One has to note that a show can't merely get good ratings; it has to get good ratings within a clear {{Demographic|s}} that advertisers can target. In this sense, there are many ways a show with good ratings might get canceled anyway. A show with MultipleDemographicAppeal might appear to have strong ratings, but the actual viewership of each demographic is comparatively low. Many networks gear themselves towards specific demographics with advertising prospects to match and a show with most of its viewership from a PeripheryDemographic is considered more trouble than it's worth (the fate of many animated shows tie into this). Lastly, the elderly and southern rural types are considered audiences that simply cannot be reliably targeted and are usually completely ignored when determining ratings. This is why ''Series/TheBeverlyHillbillies'' was ultimately canceled in spite of being a large ratings draw.

In almost all cases this means that the show is gone forever. In some lucky cases TheResolutionWillNotBeTelevised, but released on video (or these days, online). In even luckier cases the series will be able to WrapItUp and a miniseries or movie will resolve the story. Almost unheard of is getting UnCancelled.

If the series creators decide to end the show, the show ends with a GrandFinale and usually isn't labeled as "canceled". Similarly, if a show runs to its scripted end it isn't labeled "canceled".

Some shows are bad enough to be canceled after one episode or even ''during'' the first episode. We here at the wiki have dubbed such a series a OneEpisodeWonder.

And, of course, this isn't necessarily limited to TV, these days.

[=MMORPGs=] also need a moderately large and somewhat stable playerbase to remain viable. For subscription [=MMOs=], this is usually around the 100k mark, for a relatively new entry - for an [[LongRunners older game]] (that's already made its investment back), this can dip as low as 10k, in some cases, especially if it's running in what most gamers call "maintenance mode" - no ''real'' [[ExpansionPack updates]], just a skeleton crew of interns making sure the servers don't explode and that major exploits get squashed within a few days.

While the FanDumb likes to make proclamations of impending doom on a daily basis, most games that have survived the first year don't particularly have to concern themselves with this, unless it's made public knowledge that the game is ''in'' maintenance mode. To date, only a few catastrophic flops have been canceled since the major boom of the MMO genre[[note]]This is generally less to do with hoping a game catches on, and much more to do with making back development costs. Making an MMO is ''expensive'', and as long as it runs with a reasonably sized group of paying customers, it can at least make the development costs back.
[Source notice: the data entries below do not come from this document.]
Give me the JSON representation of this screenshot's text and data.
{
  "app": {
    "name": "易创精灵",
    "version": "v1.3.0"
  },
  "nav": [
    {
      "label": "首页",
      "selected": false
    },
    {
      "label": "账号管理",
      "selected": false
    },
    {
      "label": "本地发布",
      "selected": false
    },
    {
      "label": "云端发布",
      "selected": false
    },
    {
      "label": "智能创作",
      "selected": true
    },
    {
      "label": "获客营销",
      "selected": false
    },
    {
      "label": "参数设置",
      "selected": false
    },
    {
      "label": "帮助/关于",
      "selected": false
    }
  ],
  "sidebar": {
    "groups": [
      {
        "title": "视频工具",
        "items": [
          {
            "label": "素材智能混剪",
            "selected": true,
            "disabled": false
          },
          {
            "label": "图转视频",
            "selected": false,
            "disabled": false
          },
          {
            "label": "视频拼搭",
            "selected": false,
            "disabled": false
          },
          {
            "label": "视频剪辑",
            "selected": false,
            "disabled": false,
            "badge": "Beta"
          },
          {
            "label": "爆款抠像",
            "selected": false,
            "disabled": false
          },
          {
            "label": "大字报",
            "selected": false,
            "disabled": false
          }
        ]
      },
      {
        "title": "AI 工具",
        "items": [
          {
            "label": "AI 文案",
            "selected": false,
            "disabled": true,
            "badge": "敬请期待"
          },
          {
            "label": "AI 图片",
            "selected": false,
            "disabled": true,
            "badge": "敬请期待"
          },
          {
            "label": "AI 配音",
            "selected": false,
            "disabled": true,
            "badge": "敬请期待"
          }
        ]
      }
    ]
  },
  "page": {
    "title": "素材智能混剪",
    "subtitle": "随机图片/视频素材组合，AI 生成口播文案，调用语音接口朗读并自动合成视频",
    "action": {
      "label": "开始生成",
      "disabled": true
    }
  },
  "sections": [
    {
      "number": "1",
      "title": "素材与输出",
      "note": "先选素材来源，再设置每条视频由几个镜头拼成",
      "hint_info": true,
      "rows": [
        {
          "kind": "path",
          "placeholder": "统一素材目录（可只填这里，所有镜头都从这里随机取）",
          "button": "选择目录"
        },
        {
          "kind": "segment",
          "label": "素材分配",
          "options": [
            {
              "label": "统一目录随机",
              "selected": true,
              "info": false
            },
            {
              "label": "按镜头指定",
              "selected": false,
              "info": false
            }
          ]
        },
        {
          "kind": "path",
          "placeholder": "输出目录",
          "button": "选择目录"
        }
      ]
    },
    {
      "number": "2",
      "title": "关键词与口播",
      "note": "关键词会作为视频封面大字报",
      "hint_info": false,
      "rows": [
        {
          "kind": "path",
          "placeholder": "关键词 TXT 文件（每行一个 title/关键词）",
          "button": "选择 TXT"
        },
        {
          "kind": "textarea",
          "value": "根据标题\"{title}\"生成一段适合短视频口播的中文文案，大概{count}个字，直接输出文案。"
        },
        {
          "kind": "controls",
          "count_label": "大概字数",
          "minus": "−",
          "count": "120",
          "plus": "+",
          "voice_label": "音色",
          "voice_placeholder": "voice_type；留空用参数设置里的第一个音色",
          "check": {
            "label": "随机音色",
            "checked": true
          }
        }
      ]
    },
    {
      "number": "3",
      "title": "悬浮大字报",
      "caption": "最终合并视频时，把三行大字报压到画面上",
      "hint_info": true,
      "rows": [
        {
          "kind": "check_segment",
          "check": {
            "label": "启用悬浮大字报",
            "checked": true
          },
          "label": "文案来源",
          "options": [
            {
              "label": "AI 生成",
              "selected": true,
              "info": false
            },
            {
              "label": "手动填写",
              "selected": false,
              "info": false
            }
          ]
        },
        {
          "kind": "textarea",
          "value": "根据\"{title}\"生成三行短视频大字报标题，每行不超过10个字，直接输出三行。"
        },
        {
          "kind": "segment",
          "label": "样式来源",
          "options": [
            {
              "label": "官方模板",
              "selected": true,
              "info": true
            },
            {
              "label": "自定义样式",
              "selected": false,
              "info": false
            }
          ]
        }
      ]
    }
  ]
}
An MMO would only be prematurely ''cancelled'' if the costs to maintain it (server maintenance, etc) are greater than the income it generates, and there are a lot of things that can be done to reduce maintenance costs before cancellation becomes the ''best'' option[[/note]].